1Department of Molecular Imaging and Theranostics, National Institute of Radiological Sciences (NIRS), QST, 4-9-1 Anagawa, Inage-ku, Chiba-shi, Chiba 263-8555, Japan
2Department of Radiology, Faculty of Medicine, University of Miyazaki, 5200 Kihara, Kiyotake-cho, Miyazaki-shi, Miyazaki 889-1692, Japan
3Department of Radiology, Faculty of Medicine, Fukuoka University, 7-45-1 Nanakuma, Jonan-ku, Fukuoka 814-0180, Japan
4Department of Diagnostic Imaging and Nuclear Medicine, Kyoto University, Graduate School of Medicine, No. 54, ShogoinKawahara-cho, Sakyo-ku, Kyoto, Kyoto 606-8507, Japan

Correspondence should be addressed to Ryuichi Nishii

Received 12 September 2017; Revised 29 December 2017; Accepted 4 January 2018; Published 13 February 2018

Academic Editor: Chongzhao Ran

Copyright © 2018 Ryuichi Nishii et al. This is an open access article distributed under the Creative Commons Attribution License, which permits unrestricted use, distribution, and reproduction in any medium, provided the original work is properly cited.

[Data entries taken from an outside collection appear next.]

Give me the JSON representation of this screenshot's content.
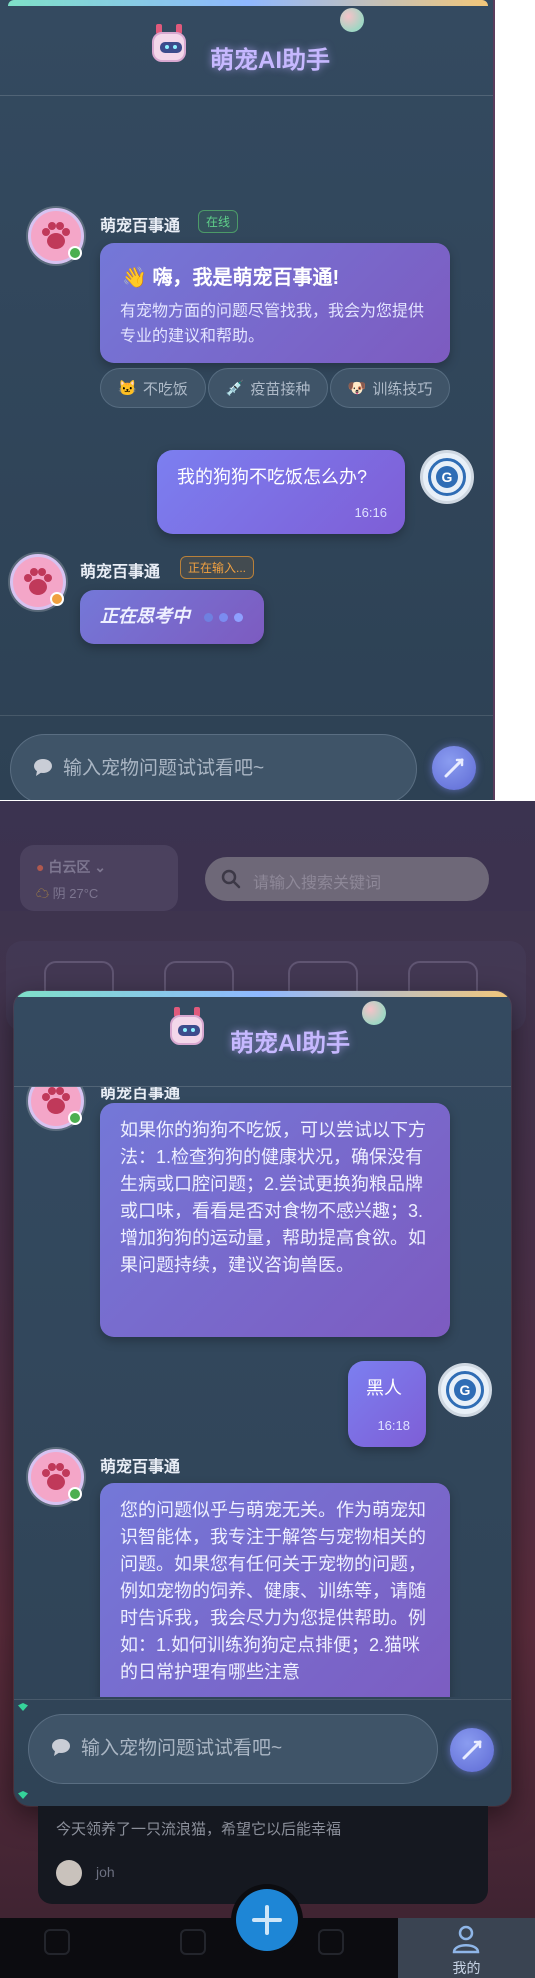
{
  "panel1": {
    "header": {
      "title": "萌宠AI助手"
    },
    "bot_msg": {
      "name": "萌宠百事通",
      "status": "在线",
      "greeting": "嗨，我是萌宠百事通!",
      "wave": "👋",
      "body": "有宠物方面的问题尽管找我，我会为您提供专业的建议和帮助。"
    },
    "chips": [
      {
        "icon": "cat-icon",
        "label": "不吃饭"
      },
      {
        "icon": "syringe-icon",
        "label": "疫苗接种"
      },
      {
        "icon": "dog-icon",
        "label": "训练技巧"
      }
    ],
    "user_msg": {
      "text": "我的狗狗不吃饭怎么办?",
      "time": "16:16"
    },
    "typing_msg": {
      "name": "萌宠百事通",
      "status": "正在输入...",
      "text": "正在思考中"
    },
    "input": {
      "placeholder": "输入宠物问题试试看吧~"
    }
  },
  "panel2": {
    "background": {
      "location": "白云区",
      "weather": "阴 27°C",
      "search_placeholder": "请输入搜索关键词",
      "post_text": "今天领养了一只流浪猫，希望它以后能幸福",
      "post_user": "joh",
      "tab_mine": "我的"
    },
    "modal": {
      "title": "萌宠AI助手",
      "bot_name_cut": "萌宠百事通",
      "answer1": "如果你的狗狗不吃饭，可以尝试以下方法：1.检查狗狗的健康状况，确保没有生病或口腔问题；2.尝试更换狗粮品牌或口味，看看是否对食物不感兴趣；3.增加狗狗的运动量，帮助提高食欲。如果问题持续，建议咨询兽医。",
      "user_msg": {
        "text": "黑人",
        "time": "16:18"
      },
      "bot_name": "萌宠百事通",
      "answer2": "您的问题似乎与萌宠无关。作为萌宠知识智能体，我专注于解答与宠物相关的问题。如果您有任何关于宠物的问题，例如宠物的饲养、健康、训练等，请随时告诉我，我会尽力为您提供帮助。例如：1.如何训练狗狗定点排便；2.猫咪的日常护理有哪些注意",
      "input_placeholder": "输入宠物问题试试看吧~"
    }
  },
  "colors": {
    "accent_purple": "#7478d8",
    "online_green": "#4caf50",
    "typing_orange": "#f0a040",
    "fab_blue": "#1e86d6"
  }
}
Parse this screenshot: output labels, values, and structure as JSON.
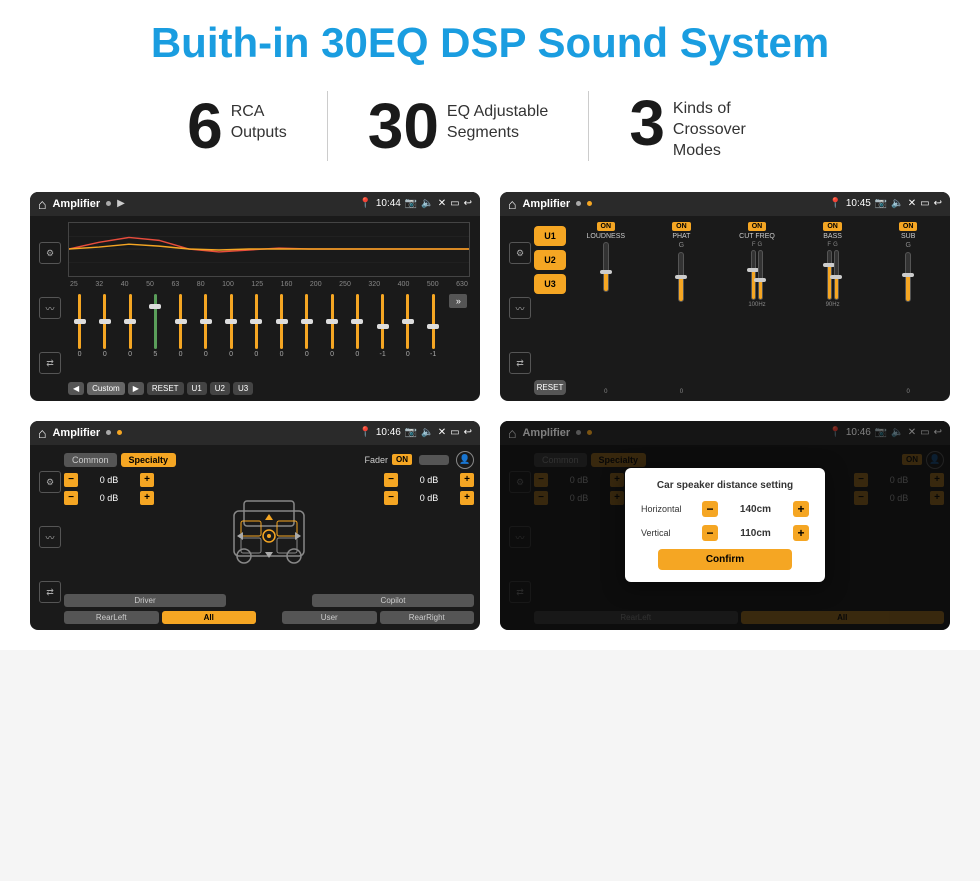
{
  "header": {
    "title": "Buith-in 30EQ DSP Sound System"
  },
  "stats": [
    {
      "number": "6",
      "label": "RCA\nOutputs"
    },
    {
      "number": "30",
      "label": "EQ Adjustable\nSegments"
    },
    {
      "number": "3",
      "label": "Kinds of\nCrossover Modes"
    }
  ],
  "screens": [
    {
      "id": "eq-screen",
      "time": "10:44",
      "title": "Amplifier",
      "type": "eq",
      "freqs": [
        "25",
        "32",
        "40",
        "50",
        "63",
        "80",
        "100",
        "125",
        "160",
        "200",
        "250",
        "320",
        "400",
        "500",
        "630"
      ],
      "sliders": [
        "0",
        "0",
        "0",
        "5",
        "0",
        "0",
        "0",
        "0",
        "0",
        "0",
        "0",
        "0",
        "-1",
        "0",
        "-1"
      ],
      "mode": "Custom",
      "presets": [
        "U1",
        "U2",
        "U3"
      ]
    },
    {
      "id": "crossover-screen",
      "time": "10:45",
      "title": "Amplifier",
      "type": "crossover",
      "units": [
        "U1",
        "U2",
        "U3"
      ],
      "channels": [
        {
          "label": "LOUDNESS",
          "on": true
        },
        {
          "label": "PHAT",
          "on": true
        },
        {
          "label": "CUT FREQ",
          "on": true
        },
        {
          "label": "BASS",
          "on": true
        },
        {
          "label": "SUB",
          "on": true
        }
      ]
    },
    {
      "id": "fader-screen",
      "time": "10:46",
      "title": "Amplifier",
      "type": "fader",
      "tabs": [
        "Common",
        "Specialty"
      ],
      "faderLabel": "Fader",
      "dbValues": [
        "0 dB",
        "0 dB",
        "0 dB",
        "0 dB"
      ],
      "bottomBtns": [
        "Driver",
        "All",
        "RearLeft",
        "User",
        "RearRight",
        "Copilot"
      ]
    },
    {
      "id": "dialog-screen",
      "time": "10:46",
      "title": "Amplifier",
      "type": "dialog",
      "dialog": {
        "title": "Car speaker distance setting",
        "horizontal": {
          "label": "Horizontal",
          "value": "140cm"
        },
        "vertical": {
          "label": "Vertical",
          "value": "110cm"
        },
        "confirm": "Confirm"
      }
    }
  ]
}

Objective. We retrospectively analyzed activated BAT visualization on FDG-PET/CT in patients with various conditions and TH levels to clarify the relationships between visualization of BAT on FDG-PET/CT and the effect of TH. Methods. Patients who underwent clinical FDG-PET/CT were reviewed and we categorized patients into 5 groups: (i) thyroid hormone withdrawal (THW) group; (ii) recombinant human thyrotropin (rhTSH) group; (iii) hypothyroidism group; (iv) hyperthyroidism group; and (v) BAT group. A total of sixty-two FDG-PET/CT imaging studies in fifty-nine patients were performed. To compare each group, gender; age; body weight; serum TSH, FT3, and FT4 levels; and outside temperature were evaluated. Results. No significant visualization of BAT was noted in any of the images in the THW, rhTSH, hypothyroidism, and hyperthyroidism groups. All patients in the BAT group were in a euthyroid state. When the BAT-negative and BAT-positive patient groups were compared, it was noted that the minimum and maximum temperature on the day of the PET study and maximum temperature of the one day before the PET study were significantly lower in BAT-positive group than in all those of other groups. Conclusions. Elevated TSH condition before RIT, hyperthyroidism, or hypothyroidism did not significantly impact BAT visualization of clinical FDG-PET/CT images.